Eating is a mundane activity, sometimes pleasurable, sometimes routine. But how often do we think about what we eat as a social phenomenon rather than an exercise in personal taste? This course will be a six week long naked lunch, a collection of 'frozen moments' when we'll stop chewing and attempt see exactly how 'what is on the end of our forks' got to be there. It'll investigate issues surrounding the pursuit of ethical food consumption; why some eating practices are privileged and some are pathologised; who gets to eat what; the lifestyling of food; and the role of cooking and eating in popular culture. There'll be breastmilk and Masterchefs and cooking shows and fat and locavores and vegans and meat.
Pleased to meat you: On being and eating meatAug. 30, 2012, 6:30 p.m. Lecturer: Helen Addison-Smith (Melbourne Uni)
Meat is a potent cultural symbol, its significance deeply embedded in our imaginings of masculinity and human evolution. But what of the suffering of the animals who become the meat? And what does it mean if we remember that humans too are animals and so, potentially and inevitably, meat?
Breastmilk: A meal, a medicine and much moreSept. 6, 2012, 6:30 p.m. Lecturer: Jane Kemelfield (Australian Breastfeeding Association)
Breast milk is the original, organic baby-food. It's perfect for infants and it's free. In contrast, formula is expensive and places infants' health at risk. The World Health Organisation recommends breast milk as the only source of nutrition that babies need for the first 6 months of life. So why do 85% of Australian parents give their babies formula in the first 6 months?
Making MasterChef politicalSept. 13, 2012, 6:30 p.m. Lecturer: Luke Van Ryn (Melbourne Uni)
Field notes from a journey behind the apron and into media production networks, debates and practices.
A revolution in an eggcup? Celebrity chefs, ethical consumption and lifestyle politicsSept. 20, 2012, 6:30 p.m. Lecturer: Tania Lewis (RMIT)
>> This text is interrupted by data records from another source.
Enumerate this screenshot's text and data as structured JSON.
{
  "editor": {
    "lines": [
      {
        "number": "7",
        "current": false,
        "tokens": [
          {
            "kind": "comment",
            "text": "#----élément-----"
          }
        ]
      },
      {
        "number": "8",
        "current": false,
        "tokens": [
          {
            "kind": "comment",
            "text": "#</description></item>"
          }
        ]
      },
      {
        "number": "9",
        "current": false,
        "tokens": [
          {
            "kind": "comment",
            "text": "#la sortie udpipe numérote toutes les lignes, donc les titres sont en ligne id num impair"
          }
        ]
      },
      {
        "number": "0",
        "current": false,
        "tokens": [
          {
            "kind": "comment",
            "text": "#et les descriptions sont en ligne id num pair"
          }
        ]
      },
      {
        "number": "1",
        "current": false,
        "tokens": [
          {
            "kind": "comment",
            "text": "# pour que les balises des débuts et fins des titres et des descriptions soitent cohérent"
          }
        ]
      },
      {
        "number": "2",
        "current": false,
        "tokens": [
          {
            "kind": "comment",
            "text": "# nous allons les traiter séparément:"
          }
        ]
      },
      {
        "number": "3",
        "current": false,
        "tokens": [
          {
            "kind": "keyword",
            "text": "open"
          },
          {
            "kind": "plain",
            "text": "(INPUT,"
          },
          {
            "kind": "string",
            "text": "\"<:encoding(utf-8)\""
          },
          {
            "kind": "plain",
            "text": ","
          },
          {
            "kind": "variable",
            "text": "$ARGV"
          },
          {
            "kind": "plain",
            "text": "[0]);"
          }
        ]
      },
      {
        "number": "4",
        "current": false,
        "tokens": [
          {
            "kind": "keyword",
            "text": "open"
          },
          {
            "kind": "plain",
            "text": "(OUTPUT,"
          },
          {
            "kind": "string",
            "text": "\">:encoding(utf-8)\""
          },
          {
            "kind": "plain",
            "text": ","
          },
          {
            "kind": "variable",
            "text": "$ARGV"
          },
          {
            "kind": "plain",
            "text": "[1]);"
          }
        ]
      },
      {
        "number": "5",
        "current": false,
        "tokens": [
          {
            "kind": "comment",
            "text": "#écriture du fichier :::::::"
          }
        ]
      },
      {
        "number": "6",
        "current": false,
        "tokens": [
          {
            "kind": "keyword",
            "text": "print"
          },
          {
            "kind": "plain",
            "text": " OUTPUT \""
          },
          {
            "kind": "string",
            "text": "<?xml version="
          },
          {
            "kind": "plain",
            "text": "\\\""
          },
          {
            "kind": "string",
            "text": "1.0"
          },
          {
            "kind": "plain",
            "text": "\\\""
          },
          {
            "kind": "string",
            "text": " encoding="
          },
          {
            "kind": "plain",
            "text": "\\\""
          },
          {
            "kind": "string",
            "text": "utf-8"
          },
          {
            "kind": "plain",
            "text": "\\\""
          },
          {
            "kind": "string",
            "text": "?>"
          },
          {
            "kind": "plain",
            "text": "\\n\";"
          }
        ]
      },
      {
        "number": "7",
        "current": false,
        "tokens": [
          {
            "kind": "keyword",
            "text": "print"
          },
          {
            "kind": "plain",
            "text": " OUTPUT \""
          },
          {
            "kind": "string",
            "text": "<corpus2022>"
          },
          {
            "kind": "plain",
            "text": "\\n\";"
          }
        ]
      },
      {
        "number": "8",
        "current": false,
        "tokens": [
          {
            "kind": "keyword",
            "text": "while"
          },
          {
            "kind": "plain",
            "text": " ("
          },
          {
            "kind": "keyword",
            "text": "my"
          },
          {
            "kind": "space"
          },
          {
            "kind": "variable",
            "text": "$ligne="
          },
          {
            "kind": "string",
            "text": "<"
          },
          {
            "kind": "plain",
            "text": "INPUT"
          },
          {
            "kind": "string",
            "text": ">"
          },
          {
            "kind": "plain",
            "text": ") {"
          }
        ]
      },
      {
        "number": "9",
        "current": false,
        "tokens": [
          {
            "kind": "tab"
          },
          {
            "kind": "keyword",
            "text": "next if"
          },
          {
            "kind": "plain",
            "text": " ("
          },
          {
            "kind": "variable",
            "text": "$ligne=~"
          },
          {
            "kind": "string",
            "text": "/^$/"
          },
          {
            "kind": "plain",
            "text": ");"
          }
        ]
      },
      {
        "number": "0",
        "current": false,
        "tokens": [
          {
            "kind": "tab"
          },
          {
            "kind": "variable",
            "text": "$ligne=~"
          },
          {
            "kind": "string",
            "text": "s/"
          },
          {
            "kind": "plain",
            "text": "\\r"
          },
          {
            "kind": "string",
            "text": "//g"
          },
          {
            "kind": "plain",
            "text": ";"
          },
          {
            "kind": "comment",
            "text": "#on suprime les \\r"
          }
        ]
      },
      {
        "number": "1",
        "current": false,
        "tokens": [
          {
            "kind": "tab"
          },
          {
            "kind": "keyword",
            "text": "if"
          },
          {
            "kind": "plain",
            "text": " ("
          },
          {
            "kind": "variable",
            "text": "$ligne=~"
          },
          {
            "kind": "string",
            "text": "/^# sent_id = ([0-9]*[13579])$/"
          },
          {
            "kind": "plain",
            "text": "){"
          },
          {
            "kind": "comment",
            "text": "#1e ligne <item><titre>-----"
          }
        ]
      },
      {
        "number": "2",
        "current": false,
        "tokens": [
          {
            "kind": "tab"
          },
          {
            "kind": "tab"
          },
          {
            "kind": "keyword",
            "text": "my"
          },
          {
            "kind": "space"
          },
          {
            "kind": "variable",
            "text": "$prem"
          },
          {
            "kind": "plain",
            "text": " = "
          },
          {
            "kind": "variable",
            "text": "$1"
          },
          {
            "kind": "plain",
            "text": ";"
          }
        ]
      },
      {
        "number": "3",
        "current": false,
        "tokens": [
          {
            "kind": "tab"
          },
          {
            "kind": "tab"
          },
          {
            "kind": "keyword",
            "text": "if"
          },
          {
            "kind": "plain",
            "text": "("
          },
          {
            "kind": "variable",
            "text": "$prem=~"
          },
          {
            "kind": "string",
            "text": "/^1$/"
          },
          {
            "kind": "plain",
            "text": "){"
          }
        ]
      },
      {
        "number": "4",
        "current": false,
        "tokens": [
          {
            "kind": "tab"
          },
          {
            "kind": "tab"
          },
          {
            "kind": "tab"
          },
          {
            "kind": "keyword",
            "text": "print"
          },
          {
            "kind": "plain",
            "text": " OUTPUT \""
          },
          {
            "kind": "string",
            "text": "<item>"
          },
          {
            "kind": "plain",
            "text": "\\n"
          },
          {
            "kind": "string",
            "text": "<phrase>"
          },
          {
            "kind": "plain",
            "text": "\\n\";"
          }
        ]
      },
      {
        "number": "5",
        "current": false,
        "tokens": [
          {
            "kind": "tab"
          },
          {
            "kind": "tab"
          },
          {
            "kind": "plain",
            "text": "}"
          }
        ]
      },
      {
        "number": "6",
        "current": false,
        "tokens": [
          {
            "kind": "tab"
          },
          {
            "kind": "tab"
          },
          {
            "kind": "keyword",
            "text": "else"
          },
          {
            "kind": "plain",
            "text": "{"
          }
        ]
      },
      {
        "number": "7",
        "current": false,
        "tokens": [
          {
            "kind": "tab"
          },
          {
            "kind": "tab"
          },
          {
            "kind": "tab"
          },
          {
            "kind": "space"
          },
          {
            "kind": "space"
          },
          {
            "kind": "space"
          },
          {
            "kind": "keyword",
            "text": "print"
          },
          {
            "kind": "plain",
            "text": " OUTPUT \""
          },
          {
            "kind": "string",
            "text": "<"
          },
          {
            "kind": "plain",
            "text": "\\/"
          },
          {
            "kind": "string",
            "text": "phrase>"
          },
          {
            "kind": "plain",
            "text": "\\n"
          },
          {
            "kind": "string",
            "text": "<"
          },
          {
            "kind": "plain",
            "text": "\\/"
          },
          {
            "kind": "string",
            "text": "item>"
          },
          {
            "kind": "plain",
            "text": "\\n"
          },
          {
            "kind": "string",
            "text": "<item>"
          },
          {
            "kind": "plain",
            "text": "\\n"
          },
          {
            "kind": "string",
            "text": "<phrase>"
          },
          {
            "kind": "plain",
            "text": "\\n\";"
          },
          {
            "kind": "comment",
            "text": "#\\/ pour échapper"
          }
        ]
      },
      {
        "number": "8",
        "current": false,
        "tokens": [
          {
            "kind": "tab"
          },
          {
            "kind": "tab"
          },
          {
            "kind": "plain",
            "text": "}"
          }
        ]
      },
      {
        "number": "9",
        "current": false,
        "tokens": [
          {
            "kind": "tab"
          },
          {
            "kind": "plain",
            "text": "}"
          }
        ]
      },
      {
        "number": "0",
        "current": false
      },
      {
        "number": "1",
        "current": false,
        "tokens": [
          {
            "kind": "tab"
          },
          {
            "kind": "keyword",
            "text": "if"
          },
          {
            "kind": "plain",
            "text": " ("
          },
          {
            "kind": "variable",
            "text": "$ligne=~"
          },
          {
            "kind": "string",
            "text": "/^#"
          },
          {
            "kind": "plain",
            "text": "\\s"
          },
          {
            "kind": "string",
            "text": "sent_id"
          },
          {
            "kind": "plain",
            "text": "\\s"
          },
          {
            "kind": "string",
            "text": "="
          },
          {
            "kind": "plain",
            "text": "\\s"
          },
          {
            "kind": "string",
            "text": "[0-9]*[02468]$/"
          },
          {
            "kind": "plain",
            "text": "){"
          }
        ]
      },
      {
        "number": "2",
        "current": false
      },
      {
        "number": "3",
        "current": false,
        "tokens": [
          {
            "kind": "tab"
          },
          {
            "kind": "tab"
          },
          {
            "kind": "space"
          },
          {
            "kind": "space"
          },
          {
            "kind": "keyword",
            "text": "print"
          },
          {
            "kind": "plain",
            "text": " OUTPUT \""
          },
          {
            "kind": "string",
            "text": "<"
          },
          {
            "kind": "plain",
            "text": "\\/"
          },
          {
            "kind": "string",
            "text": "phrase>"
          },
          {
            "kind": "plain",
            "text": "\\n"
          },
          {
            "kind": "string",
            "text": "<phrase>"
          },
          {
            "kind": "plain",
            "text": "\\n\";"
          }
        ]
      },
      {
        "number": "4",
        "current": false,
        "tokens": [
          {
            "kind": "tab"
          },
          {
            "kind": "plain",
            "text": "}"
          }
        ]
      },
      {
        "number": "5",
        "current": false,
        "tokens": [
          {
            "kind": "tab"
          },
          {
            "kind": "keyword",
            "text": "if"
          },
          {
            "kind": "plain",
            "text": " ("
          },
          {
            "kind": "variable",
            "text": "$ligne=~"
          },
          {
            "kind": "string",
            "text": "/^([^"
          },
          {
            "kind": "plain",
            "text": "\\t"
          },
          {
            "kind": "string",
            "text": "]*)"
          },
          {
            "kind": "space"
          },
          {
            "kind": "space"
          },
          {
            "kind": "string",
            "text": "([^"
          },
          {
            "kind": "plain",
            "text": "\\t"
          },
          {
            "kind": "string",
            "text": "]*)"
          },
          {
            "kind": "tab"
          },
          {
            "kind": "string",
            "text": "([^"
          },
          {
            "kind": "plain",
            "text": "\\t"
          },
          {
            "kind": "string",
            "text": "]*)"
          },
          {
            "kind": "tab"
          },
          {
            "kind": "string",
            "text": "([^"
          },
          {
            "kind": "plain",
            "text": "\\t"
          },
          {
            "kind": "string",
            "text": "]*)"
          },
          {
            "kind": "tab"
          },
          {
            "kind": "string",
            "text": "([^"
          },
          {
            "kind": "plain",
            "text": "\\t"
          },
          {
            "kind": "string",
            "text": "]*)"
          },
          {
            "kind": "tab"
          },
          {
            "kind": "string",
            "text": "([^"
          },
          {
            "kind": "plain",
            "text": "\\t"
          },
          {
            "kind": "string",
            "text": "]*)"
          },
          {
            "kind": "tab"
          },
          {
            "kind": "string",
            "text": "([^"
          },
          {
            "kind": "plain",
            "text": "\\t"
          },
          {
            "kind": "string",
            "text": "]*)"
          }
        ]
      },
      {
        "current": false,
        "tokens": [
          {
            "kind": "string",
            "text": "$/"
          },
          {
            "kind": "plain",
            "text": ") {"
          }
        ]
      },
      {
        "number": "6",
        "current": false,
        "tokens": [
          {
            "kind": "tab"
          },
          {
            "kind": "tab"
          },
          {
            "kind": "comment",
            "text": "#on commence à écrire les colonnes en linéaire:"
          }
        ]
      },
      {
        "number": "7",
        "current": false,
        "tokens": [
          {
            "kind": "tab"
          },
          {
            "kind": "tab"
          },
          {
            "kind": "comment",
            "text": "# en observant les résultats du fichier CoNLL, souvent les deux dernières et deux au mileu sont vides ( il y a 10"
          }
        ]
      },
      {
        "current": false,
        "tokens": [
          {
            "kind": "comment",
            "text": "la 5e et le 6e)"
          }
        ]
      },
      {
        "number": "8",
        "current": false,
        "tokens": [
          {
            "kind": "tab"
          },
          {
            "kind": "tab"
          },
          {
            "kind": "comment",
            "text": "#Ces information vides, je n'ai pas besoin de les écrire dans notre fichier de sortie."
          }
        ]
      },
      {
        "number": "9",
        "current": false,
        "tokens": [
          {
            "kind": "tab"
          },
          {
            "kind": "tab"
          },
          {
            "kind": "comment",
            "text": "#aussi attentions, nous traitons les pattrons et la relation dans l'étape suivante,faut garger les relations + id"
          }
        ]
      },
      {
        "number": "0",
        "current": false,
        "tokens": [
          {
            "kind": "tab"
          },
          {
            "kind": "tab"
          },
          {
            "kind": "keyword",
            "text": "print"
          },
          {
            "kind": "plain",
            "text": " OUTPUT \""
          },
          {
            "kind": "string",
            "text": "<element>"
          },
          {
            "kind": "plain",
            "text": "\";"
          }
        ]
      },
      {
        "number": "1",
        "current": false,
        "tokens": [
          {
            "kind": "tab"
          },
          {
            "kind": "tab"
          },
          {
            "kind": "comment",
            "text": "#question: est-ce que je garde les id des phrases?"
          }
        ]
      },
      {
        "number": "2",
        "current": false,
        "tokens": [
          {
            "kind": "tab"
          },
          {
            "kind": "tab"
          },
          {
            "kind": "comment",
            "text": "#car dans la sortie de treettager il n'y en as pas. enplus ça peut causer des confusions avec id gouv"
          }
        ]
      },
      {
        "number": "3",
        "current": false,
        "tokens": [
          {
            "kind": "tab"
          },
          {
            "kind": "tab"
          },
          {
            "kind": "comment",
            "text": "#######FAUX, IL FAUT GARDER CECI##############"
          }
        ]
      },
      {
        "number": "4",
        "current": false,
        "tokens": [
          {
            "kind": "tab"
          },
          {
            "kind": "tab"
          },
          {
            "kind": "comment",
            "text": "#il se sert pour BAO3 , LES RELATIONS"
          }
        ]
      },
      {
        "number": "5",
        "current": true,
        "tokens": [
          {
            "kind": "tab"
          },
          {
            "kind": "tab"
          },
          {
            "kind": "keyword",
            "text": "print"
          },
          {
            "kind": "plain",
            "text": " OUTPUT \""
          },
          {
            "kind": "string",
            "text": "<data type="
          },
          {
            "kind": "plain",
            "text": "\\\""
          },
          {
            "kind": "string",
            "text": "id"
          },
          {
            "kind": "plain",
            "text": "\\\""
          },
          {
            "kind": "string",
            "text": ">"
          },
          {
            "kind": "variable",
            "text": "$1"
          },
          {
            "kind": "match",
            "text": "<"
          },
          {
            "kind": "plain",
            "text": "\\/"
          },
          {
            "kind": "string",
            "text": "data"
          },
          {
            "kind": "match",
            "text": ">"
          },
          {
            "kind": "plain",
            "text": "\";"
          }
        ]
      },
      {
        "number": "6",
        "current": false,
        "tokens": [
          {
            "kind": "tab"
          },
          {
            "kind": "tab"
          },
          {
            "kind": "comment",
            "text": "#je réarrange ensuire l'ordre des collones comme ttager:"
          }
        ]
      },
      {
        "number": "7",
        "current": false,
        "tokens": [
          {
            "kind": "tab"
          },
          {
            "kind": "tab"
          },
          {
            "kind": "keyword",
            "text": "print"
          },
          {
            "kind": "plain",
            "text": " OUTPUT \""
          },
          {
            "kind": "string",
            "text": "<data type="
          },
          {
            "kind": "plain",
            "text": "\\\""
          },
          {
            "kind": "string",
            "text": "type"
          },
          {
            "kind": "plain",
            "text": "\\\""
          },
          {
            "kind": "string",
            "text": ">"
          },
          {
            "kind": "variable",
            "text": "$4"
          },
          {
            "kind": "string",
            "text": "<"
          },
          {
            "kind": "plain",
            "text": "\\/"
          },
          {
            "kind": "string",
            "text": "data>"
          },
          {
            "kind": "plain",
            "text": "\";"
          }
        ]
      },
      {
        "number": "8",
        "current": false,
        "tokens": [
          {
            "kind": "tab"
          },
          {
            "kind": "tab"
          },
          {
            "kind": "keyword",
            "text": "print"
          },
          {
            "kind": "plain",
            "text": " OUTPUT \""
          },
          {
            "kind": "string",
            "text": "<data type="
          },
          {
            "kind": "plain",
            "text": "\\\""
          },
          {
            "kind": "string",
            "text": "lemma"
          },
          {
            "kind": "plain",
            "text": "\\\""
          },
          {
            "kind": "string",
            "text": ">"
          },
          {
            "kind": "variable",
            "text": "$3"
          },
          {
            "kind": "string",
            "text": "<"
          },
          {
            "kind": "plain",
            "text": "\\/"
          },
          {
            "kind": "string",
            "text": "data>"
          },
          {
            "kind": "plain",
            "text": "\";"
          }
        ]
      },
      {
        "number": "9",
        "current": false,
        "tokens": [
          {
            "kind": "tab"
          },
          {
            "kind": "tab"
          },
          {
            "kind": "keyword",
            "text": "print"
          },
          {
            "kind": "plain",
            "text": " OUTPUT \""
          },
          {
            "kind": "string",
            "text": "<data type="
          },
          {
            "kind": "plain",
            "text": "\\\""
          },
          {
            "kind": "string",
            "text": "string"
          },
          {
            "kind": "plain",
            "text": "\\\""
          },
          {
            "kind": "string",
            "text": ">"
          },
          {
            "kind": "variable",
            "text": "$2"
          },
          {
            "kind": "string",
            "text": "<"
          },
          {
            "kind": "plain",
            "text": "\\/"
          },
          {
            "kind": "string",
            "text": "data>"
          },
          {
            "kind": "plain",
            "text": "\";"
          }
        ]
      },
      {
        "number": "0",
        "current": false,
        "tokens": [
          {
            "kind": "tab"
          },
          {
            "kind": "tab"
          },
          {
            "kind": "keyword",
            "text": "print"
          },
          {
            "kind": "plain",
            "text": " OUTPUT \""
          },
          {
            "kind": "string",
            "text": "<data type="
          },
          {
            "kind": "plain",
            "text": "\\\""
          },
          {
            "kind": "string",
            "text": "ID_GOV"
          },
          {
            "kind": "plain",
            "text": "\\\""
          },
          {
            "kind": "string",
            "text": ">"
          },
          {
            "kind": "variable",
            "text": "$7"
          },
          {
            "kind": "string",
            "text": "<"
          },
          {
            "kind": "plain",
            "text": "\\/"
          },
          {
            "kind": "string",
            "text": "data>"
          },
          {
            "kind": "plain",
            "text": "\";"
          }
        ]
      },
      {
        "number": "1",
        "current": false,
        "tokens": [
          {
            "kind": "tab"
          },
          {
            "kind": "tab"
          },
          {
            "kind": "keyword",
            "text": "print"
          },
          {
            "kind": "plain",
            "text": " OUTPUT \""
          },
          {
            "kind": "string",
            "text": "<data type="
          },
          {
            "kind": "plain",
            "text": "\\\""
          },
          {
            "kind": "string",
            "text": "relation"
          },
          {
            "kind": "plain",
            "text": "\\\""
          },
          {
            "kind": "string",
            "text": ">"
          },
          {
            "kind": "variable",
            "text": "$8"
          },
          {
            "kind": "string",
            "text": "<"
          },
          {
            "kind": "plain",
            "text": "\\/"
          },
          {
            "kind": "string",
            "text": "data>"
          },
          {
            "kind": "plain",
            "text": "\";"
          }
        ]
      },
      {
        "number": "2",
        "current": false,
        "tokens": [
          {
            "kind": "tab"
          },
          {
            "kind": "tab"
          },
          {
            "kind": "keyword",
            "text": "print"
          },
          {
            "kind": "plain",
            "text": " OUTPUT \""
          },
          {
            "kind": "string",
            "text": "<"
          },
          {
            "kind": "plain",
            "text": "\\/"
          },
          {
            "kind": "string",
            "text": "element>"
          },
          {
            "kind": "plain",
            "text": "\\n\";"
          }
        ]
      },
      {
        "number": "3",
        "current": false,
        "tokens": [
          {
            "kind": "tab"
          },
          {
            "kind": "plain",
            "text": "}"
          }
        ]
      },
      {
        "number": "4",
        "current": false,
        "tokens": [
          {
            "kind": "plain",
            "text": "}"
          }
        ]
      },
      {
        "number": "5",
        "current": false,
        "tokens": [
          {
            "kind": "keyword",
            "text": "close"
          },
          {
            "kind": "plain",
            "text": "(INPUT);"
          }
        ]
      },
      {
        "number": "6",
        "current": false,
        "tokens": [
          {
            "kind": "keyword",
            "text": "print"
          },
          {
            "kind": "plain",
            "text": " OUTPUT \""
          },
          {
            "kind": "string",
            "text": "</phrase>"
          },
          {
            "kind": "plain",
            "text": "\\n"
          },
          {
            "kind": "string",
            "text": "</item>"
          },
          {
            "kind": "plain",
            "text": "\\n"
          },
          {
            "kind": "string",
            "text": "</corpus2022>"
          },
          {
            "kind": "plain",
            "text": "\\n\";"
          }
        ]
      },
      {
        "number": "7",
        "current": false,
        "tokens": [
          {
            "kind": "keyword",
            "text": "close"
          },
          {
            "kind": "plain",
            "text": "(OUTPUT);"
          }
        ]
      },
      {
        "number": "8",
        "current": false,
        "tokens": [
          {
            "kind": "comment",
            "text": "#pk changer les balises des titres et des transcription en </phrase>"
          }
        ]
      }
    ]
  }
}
Celebrity chefs have become the somewhat unlikely cultural icons of our time. In this talk I discuss the impact that figures like Jamie Oliver have had on the way we think about cooking, eating and sourcing our food, focusing in particular on the way he has used his branded identity to promote healthy and ethical forms of consumption.
Fat bodies politicSept. 27, 2012, 6:30 p.m. Lecturer: Jackie Wykes (Melbourne Uni)
We often assume there is a simple connection between food, (over)consumption and fat, but this overlooks the ways in which food and eating, body shape and size, and even the experience of 'health' are deeply enmeshed with class, race, and cultural practices.
The vegan and the locavoreOct. 4, 2012, 6:30 p.m. Lecturer: (Anikee Mallis (Radical Grocery Store) Patrick Jones (poet, Daylesford UWS)
Harm, food and sentience: is there really such thing as a vegan?